Will this matter? Well, it is noteworthy that when the action alert began, Sen. Michael Bennet (D-Colo.), who will be on the ballot in 2016, became a belated signatory on March 10 to Corker-Menendez. Coincidence? Maybe, but perhaps senators do listen to the public, which remains overwhelmingly opposed to letting Iran get the bomb. The worse the deal sounds, the more precarious the position of Democrats who can’t be bothered even to demand a vote on the measure. CUFI’s executive director, David Brog, argued in a written statement that, “By all accounts the Obama Administration is close to reaching a bad deal with Iran. Congress has a moral and Constitutional obligation to review any nuclear deal that is reached. Any senator that fails to support Corker-Menendez will be called upon to explain why they chose to sit out the most important foreign policy issue of our day.”
I have my doubts Democrats will step up to the plate. But CUFI is doing what very few Jewish pro-Israel or other pro-defense groups are doing: Putting the spotlight on those who talk big and hide in the shadows, too timid to oppose the White House.
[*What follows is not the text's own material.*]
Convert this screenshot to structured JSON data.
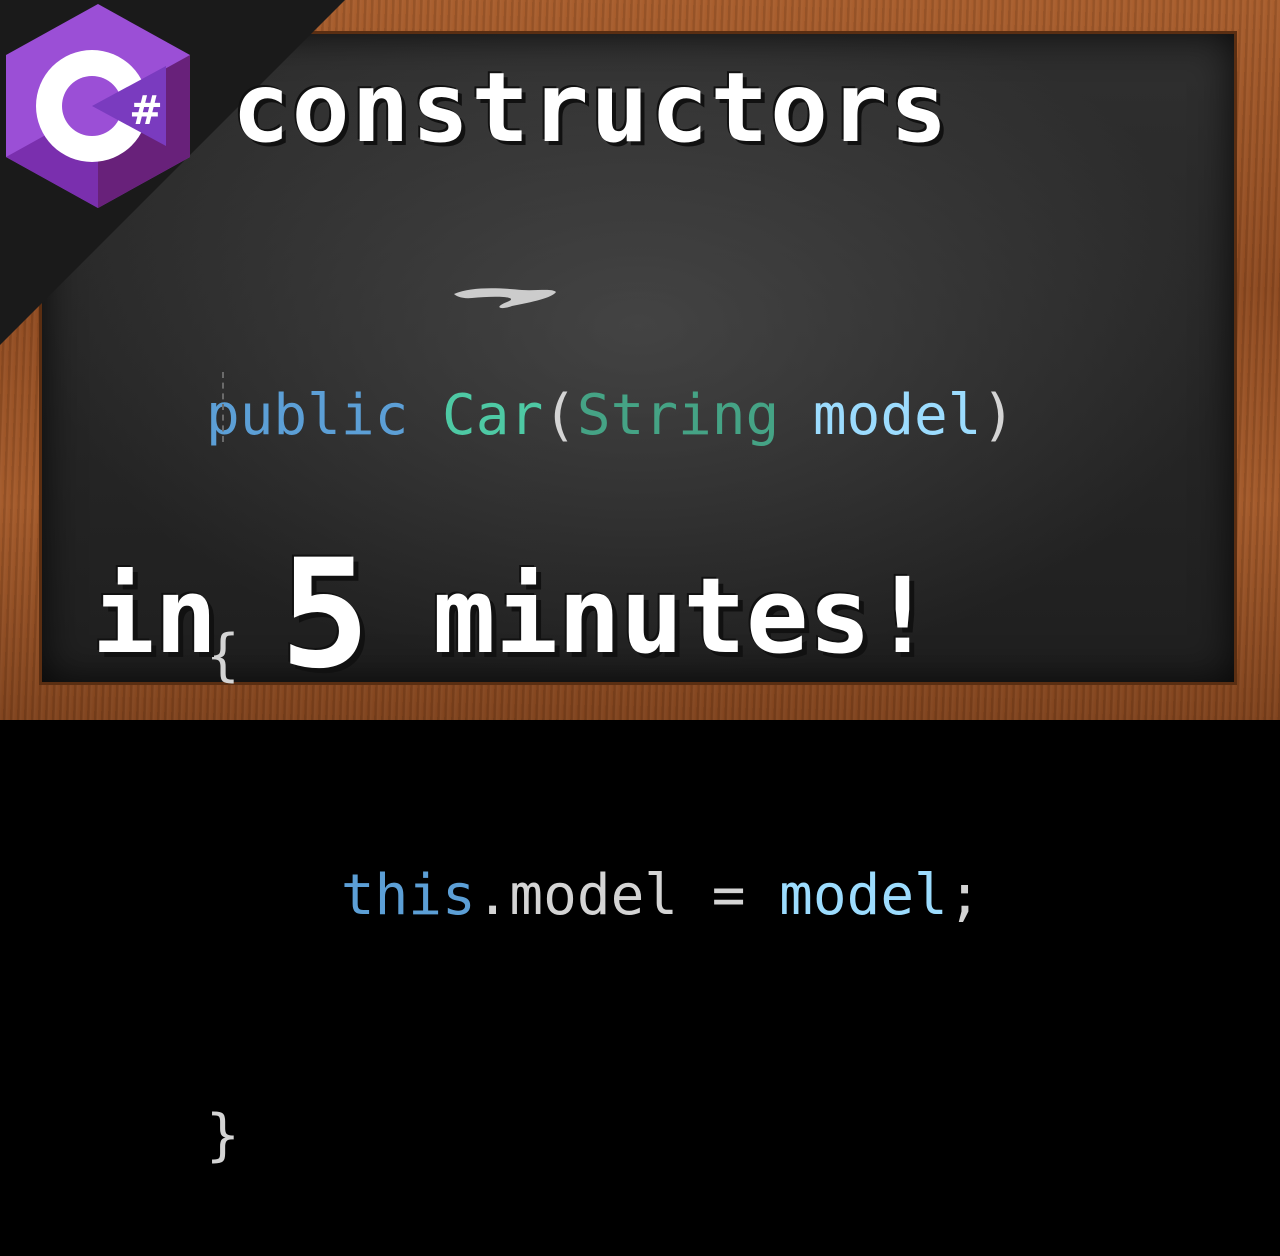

It really comes down to this: Who do these lawmakers want to be? If they want simply to go along, get left-wing support and hope voters don’t notice their timidity, they can stand idly by. But few if any national politicians (the president excepted — and he did not fully reveal his intentions until after his last election) get far in national politics undermining the security of the United States and of Israel. Nothing enjoys quite so much bipartisan support in American politics as Israel.
If Democrats don’t come out from under their desks to oppose a bad deal, the Iranians buy the president’s promises that an unratified deal can give the mullahs long-term relief and the United Nations dutifully undercuts its own existing tougher sanctions, it will be up to the next president to live with the consequences. Come to think of it, Hillary Clinton should be cheering CUFI’s efforts. I mean, does she want to get stuck with a nuclear-ready Iran on her watch (if she makes it to the Oval office)? Politics makes strange bedfellows, but none I grant you, would be quite so peculiar as a Booker-Warner-Tester-Gillibrand-Clinton-Cotton-CUFI alliance to prevent Hillary’s former boss from sticking her, the Middle East and the West with an Islamic fundamentalist regime in possession of a bomb. Nevertheless, a deal with Iran as awful and unprecedented as the one under consideration would send the Democratic Party that presided over this fiasco into the political wilderness for a generation.